In fact, the solution does lie in restraining costs. Leonhardt is wrong because he conflates costs and spending.
Spending is the amount of money we devote to medical care. Costs are different. The money devoted to medical care represents a cost, because we give up the next-highest value use of that money (e.g., a skiing trip). But we also bear costs due to illness, including pain, limited mobility, and shortened lifespans. We spend money on medical care to reduce the total costs that we bear. Spending a lot of money on medical care is therefore desirable -- so long as the benefits (reduced pain, enhanced mobility, longer lifespan) exceed the costs for each increment of spending. The solution to every economic problem undeniably lies in restraining costs.
Leonhardt probably meant to shoot down the idea that the solution to America's health care crisis is in restraining spending. Indeed the thesis of his article seems to be that even though there are many wasteful medical expenditures, a lot of what America spends on health care is very worthwhile. But he repeatedly confuses the two concepts:
But the No. 1 cause of the cost increases is still the one you can see at the hospital and in your medicine cabinet — defibrillators, chemotherapy, cholesterol drugs, neonatal care and other treatments that are both expensive and effective.
But if those treatments are expensive and cost-effective, then they would reduce costs.
The confusion keeps Leonhardt from reaching the $64,000 question: How can we eliminate waste while preserving what works? Or to put it another way, How can we reduce spending without increasing costs?

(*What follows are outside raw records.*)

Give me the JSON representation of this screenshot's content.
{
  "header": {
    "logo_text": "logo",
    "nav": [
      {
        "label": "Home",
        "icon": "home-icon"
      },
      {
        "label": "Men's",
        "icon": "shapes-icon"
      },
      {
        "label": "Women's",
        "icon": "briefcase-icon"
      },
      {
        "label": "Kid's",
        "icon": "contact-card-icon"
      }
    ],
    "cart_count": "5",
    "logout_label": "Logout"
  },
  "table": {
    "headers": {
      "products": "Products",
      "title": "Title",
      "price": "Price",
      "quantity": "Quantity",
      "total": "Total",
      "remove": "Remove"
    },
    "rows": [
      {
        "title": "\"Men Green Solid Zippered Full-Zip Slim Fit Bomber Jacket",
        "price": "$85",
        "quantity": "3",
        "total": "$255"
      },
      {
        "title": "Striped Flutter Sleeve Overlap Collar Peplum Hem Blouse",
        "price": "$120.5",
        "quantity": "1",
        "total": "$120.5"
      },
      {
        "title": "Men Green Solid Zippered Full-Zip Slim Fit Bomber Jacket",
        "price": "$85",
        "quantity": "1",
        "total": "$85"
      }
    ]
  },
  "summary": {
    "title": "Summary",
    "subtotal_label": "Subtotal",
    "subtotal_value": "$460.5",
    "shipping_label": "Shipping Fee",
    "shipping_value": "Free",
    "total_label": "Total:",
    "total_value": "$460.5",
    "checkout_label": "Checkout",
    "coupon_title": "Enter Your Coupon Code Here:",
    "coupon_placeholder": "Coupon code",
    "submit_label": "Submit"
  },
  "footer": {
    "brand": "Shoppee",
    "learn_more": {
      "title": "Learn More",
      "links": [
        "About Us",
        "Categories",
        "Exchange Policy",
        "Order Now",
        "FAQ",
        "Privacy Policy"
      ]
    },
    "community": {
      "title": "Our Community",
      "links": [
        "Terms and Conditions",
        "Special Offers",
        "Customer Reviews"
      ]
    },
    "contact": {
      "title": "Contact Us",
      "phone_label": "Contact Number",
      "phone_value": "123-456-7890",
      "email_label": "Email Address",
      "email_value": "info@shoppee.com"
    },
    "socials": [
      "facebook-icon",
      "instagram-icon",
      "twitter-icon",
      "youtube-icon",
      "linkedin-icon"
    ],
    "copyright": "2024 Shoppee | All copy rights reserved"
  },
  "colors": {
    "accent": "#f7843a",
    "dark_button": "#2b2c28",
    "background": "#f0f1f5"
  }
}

The Baltimore Sun opinion page recognizes that the REAL ID Act's national ID system "will neither weed out terrorists nor make a dent in the flow of illegal immigration - the two problems it was devised to address." In light of the exorbitant cost and impossibility to implement, its advice is to junk the REAL ID Act.